→ **Your task**: Take every line from the entries below that includes the word "histogram" and copy it.

→ **Extracted records**:
==*==
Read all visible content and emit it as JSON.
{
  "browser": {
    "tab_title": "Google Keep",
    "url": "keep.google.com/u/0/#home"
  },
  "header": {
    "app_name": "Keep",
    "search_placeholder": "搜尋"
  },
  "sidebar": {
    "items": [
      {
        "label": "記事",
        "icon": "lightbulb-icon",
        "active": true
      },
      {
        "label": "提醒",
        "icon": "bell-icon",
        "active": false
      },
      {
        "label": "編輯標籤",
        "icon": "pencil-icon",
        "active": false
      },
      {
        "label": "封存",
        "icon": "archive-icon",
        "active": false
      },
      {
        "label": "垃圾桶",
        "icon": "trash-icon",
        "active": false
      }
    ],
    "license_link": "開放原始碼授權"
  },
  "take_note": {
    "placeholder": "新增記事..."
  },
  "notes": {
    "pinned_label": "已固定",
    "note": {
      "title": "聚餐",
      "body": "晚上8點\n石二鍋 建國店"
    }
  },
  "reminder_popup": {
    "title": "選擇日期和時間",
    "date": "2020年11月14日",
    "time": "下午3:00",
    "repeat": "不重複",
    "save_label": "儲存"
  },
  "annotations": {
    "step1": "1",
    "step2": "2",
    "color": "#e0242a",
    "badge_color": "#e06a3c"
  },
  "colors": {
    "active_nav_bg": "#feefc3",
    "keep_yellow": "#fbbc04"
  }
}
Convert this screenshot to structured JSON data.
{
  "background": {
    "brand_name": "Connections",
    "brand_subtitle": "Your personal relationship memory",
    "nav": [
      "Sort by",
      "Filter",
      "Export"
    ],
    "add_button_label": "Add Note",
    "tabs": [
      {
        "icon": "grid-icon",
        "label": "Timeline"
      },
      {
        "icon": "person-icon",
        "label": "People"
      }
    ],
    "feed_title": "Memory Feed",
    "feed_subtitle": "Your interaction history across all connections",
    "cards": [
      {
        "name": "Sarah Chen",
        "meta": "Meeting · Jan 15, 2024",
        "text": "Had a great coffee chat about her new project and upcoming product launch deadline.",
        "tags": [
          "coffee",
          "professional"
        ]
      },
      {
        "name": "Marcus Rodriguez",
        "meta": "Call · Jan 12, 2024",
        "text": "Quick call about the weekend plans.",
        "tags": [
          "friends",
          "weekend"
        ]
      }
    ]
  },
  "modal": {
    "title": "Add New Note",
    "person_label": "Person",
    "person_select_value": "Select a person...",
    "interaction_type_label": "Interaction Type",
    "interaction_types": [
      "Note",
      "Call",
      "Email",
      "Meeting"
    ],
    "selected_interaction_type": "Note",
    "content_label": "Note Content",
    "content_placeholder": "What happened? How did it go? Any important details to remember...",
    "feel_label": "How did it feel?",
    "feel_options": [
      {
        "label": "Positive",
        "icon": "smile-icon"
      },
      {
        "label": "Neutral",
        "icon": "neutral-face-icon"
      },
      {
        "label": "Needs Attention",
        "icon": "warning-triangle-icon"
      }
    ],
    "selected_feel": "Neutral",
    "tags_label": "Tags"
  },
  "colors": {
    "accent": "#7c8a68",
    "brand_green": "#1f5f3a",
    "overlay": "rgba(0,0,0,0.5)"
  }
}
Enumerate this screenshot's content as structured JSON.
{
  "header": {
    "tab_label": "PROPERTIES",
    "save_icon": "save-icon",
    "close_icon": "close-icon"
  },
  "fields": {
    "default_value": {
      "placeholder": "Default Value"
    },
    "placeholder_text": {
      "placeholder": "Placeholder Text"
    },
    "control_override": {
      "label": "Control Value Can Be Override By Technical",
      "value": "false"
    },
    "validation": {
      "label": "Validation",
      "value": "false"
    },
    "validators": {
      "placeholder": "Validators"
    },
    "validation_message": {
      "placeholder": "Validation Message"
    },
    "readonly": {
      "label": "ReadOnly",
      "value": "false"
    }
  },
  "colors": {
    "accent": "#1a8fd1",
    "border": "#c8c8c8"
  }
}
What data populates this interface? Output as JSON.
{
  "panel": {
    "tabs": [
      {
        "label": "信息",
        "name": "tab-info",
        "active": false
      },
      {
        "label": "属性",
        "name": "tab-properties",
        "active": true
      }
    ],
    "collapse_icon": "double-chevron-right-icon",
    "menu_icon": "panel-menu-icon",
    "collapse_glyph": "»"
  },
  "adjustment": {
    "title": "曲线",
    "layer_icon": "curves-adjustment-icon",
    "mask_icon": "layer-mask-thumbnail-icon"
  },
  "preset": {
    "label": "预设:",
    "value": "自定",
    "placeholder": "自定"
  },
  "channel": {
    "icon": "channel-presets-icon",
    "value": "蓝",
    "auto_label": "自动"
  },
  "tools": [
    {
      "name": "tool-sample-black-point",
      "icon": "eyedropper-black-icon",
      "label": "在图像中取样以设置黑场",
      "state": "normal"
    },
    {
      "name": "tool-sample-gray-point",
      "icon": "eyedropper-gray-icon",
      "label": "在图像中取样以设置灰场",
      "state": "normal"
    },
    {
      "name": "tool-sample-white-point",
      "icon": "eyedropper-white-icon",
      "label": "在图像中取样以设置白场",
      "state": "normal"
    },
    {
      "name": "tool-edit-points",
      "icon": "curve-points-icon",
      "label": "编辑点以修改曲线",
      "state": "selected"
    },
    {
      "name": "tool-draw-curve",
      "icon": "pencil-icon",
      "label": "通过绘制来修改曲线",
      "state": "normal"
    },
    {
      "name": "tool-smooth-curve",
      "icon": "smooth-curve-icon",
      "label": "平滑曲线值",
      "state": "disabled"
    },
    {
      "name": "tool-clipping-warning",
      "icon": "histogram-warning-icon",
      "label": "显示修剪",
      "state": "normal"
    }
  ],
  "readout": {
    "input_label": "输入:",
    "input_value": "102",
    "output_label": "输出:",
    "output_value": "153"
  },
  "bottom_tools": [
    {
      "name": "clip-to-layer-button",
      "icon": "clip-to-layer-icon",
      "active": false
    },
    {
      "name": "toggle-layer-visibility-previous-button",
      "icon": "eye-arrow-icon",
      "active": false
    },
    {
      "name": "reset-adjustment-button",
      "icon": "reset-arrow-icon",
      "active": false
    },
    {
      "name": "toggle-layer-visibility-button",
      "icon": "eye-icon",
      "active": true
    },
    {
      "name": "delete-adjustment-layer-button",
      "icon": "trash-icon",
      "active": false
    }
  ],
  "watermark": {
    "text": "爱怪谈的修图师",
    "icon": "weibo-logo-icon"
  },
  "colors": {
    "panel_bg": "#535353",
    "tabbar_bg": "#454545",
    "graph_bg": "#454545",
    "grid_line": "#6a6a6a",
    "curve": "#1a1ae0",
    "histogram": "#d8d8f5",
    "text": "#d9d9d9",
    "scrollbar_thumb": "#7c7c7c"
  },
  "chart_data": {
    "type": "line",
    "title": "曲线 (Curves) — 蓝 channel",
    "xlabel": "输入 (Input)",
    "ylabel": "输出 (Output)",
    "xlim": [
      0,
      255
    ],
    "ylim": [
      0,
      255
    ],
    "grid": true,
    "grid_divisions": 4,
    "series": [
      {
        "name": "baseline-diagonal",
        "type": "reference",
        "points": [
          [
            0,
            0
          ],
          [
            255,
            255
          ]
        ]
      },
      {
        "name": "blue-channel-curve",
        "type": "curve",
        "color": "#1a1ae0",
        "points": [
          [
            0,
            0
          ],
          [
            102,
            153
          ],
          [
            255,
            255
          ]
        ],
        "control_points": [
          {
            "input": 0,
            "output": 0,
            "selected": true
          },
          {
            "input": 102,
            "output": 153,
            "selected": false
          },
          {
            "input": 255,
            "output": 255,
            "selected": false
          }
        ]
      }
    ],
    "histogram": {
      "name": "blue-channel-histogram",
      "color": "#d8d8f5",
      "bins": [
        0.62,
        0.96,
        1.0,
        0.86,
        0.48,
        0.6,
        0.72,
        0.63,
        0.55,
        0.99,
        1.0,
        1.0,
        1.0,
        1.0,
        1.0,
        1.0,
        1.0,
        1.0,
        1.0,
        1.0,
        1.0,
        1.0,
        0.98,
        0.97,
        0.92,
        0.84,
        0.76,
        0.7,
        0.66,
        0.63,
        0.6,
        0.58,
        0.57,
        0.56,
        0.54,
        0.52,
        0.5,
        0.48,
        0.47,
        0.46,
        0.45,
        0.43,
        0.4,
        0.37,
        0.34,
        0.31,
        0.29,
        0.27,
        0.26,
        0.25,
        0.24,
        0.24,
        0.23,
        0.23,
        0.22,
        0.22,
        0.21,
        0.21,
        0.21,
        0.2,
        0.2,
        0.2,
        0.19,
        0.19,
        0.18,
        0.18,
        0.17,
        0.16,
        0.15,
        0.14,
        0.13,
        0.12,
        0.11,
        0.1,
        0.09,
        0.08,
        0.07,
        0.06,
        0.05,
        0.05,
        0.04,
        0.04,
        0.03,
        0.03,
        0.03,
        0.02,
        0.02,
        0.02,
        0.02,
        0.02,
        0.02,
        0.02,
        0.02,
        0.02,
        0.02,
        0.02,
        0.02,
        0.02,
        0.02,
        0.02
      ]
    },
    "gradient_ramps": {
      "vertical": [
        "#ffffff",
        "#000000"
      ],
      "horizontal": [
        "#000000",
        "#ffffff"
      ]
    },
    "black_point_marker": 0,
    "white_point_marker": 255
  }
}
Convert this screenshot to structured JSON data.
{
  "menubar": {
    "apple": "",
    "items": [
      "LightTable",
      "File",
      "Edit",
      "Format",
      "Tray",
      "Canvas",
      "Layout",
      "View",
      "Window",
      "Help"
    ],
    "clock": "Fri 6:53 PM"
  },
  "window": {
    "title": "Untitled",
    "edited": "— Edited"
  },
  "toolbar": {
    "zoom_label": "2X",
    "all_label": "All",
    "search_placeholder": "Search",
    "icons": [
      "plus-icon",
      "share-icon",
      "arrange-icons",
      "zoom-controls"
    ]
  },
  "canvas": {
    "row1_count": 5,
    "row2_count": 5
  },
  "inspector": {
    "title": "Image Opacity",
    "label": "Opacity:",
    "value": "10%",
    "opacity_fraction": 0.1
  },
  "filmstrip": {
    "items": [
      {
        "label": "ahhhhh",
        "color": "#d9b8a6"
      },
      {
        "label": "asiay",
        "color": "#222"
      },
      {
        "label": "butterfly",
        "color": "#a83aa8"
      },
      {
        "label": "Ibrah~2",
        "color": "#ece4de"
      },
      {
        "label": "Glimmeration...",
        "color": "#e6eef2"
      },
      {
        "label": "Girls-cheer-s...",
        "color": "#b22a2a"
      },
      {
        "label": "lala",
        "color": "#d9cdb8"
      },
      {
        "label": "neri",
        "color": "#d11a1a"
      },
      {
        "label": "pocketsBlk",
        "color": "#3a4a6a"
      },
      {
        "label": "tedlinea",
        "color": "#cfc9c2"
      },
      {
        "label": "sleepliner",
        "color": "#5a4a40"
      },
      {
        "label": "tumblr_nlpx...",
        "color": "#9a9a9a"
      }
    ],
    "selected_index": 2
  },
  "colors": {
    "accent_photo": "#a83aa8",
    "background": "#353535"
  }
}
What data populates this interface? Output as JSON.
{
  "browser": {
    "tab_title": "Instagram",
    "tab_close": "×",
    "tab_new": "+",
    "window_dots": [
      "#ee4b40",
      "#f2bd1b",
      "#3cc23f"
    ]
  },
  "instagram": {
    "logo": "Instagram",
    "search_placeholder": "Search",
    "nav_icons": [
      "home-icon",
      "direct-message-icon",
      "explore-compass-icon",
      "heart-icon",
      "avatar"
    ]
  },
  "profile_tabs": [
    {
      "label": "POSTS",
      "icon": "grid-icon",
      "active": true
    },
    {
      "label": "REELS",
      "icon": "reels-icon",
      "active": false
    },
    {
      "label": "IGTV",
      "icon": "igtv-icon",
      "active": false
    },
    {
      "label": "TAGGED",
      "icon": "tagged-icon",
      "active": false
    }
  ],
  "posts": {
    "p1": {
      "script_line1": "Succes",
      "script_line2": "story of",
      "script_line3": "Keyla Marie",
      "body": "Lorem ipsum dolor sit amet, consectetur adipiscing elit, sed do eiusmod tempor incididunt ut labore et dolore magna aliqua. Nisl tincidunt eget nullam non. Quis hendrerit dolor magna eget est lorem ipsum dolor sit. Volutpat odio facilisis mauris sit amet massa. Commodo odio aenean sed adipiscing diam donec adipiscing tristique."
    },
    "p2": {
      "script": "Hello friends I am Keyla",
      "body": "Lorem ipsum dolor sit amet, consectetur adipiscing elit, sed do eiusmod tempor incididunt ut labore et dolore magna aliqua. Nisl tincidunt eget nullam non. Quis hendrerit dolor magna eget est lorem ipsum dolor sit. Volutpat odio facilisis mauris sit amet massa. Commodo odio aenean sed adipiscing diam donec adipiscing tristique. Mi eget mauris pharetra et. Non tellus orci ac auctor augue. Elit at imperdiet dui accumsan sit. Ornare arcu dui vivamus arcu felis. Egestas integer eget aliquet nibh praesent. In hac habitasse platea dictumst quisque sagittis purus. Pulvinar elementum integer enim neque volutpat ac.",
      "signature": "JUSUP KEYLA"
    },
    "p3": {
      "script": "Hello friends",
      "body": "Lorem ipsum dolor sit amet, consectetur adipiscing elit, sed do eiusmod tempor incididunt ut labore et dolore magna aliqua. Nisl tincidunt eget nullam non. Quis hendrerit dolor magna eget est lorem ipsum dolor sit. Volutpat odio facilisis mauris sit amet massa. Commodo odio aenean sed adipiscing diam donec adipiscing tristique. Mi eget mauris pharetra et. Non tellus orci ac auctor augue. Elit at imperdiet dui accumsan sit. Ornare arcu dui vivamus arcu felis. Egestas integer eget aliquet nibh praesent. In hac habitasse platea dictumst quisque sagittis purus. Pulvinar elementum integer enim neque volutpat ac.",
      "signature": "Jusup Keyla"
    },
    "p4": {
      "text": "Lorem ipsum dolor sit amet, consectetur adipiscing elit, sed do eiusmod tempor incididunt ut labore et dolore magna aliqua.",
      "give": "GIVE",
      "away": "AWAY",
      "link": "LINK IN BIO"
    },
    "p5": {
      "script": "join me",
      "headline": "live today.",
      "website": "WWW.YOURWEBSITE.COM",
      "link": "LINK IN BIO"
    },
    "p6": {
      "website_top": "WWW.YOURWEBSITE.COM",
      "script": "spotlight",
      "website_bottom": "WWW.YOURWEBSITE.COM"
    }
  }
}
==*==
→ **Exercise result**:
      "icon": "histogram-warning-icon",
    "histogram": "#d8d8f5",
    "histogram": {
      "name": "blue-channel-histogram",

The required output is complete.